If you’ve always wanted to visit California to tour some of its famous vineyards, perhaps you should consider vacationing to the crown jewel of the Lake Erie Islands. Believe it or not, Put-in-Bay, which is also known as South Bass Island, is home to two of America’s best vineyards. The island’s flavorful wine history pairs well with a spectacular assortment of tourist attractions, like two world-renowned caves, Perry’s Victory Monument, and dazzling waterfront scenery. So, let’s toast as we explore the history surrounding South Bass Island’s wine culture.
1858: South Bass Island’s “Year of the Grape”
Many people know of Put-in-Bay’s excellent reputation regarding wine culture, but they are surprised when they find out that grapes weren’t native to South Bass Island. That’s right: There were no grapes on the island when the first explorers set foot on South Bass Island before 1812. Nor were there any on Put-in-Bay when developer Jose de Rivera purchased the island in 1854. But that changed in 1858…South Bass Island’s “Year of the Grape.” For it was then that de Rivera (along with Philip Vroman, Karl Ruh, Louis Harms, and Lorenz Miller) introduced the crop to the island and planted the first vines on South Bass. As optimistic as they were, even they couldn’t have predicted that the limestone-rich soil and beautiful lake climate would create the ideal environment for grape-growing.
An Incredible Harvest on South Bass Island
One year later, islanders reaped an incredible harvest on South Bass Island. Lorenz Miller’s vineyards produced a shocking 8.25 tons of Catawba grapes from one acre of land. This staggering number was twice the usual amount for any vineyards in America. As one can imagine, tales of this magical island spread across the Great Lakes and beyond. Dreamers became enchanted by the possibility of owning their own vineyards on South Bass Island – and Put-in-Bay landowners were happy to accommodate the demand. Whereas a year earlier, one acre of land would sell for $10, landowners were now able to sell parcels for $1,500 apiece. An unexpected benefit to the wine culture.
By 1880, 71 grape cultivators owned 550 acres of vineyards on Put-in-Bay. Growers harvested an array of different grapes, including Clinton, Concord, Catawba, Delaware, Ives, Norton, and others. The harvest season began in late August and continued until early November. Pickers had to collect their grapes by hand – an arduous, exhausting process. The grape industry quickly became the backbone of the South Bass economy, and island schools aligned their calendars with the picking season so that children could work the vineyards for a few weeks in September and October.
The First Wineries on South Bass Island
This “fruitful” enterprise on South Bass Island produced multiple press houses and wine cellars. The Lungren and Rotert cellar and the Henry Pfeiffer cellar were two of the first wineries on South Bass Island. Both had a capacity of 30,000 gallons. The Put-in-Bay Wine Company, however, dwarfed both of them. It was able to hold 150,000 wine gallons before it burned down in 1888.

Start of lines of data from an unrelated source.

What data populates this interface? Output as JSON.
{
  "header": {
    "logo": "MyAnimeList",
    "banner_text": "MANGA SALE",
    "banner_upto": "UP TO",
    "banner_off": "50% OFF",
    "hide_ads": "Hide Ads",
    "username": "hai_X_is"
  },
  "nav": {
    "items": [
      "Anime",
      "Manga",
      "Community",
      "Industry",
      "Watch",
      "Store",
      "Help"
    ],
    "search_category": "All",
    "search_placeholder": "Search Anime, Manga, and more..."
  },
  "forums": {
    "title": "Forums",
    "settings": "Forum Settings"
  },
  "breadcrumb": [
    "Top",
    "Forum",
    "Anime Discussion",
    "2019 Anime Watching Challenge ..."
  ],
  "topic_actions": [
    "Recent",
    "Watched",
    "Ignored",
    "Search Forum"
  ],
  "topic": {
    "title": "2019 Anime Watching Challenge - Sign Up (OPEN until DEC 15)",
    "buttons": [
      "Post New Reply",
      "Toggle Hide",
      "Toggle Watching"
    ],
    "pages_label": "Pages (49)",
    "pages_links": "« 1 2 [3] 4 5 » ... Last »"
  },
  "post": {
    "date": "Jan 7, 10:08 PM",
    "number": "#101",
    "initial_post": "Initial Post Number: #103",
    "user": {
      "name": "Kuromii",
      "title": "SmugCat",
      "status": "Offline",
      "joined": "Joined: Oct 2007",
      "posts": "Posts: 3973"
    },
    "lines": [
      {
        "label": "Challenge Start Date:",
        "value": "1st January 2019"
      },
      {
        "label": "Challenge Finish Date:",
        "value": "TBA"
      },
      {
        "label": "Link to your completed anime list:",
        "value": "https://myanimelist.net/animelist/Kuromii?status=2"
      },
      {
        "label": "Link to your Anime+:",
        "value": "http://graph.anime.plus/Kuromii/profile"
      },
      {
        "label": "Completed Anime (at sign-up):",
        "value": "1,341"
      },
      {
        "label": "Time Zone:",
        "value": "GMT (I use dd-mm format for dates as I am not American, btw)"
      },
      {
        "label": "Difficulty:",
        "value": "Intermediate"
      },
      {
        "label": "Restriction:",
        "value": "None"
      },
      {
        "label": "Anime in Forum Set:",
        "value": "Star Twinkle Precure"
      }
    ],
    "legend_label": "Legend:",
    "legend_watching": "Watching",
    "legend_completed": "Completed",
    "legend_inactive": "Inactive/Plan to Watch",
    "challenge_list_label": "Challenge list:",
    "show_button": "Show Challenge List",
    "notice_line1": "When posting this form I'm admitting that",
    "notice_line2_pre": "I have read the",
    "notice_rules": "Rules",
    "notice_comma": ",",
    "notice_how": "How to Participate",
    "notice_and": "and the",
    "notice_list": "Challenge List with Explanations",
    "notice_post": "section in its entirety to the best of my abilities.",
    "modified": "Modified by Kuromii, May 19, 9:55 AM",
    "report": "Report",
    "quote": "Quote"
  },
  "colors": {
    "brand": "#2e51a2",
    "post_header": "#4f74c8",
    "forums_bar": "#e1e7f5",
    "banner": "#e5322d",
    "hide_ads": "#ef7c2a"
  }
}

Regrettably, most of the wineries died during prohibition. The only one that survived still stands today, and it is the famous Heineman Winery.
The Heineman and Put-in-Bay Wineries
In 1896, German Gustav Heineman bought his vineyard on South Bass Island. He didn’t envision that his workers would discover one of the world’s most amazing features on his property a year later. When his men were out exploring the vineyard, they stumbled upon the Crystal Cave, which happens to be the world’s largest geode. Tours of this cave helped support the winery during the lean years of prohibition, and both the winery and cave are open to the public today.
The other winery currently on the island is the Put-in-Bay Winery. It opened on the Valentine Doller estate in 2009, and visitors come from all over the region to tour the vineyard and sample the wine catalog. It has greatly to the island’s wine culture.
Our Legacy: The Put-in-Bay Wine Festival
Each year, South Bass Island hosts a vital part of our legacy: The Put-in-Bay Wine Festival. Tourists and locals alike come together for a true “taste” of the island as they sample “our” wines and others from around the world.
Our vineyards might not be as numerous or large as those out west, but they are second to none in quality. The South Bass Island wine culture is just a small part of the overall Put-in-Bay experience. We’d love to be a part of your next vacation, so why not book your stay at the Island Club, the Put-in-Bay Hotels, Put-in-Bay Cabins, or Put-in-Bay Condos today?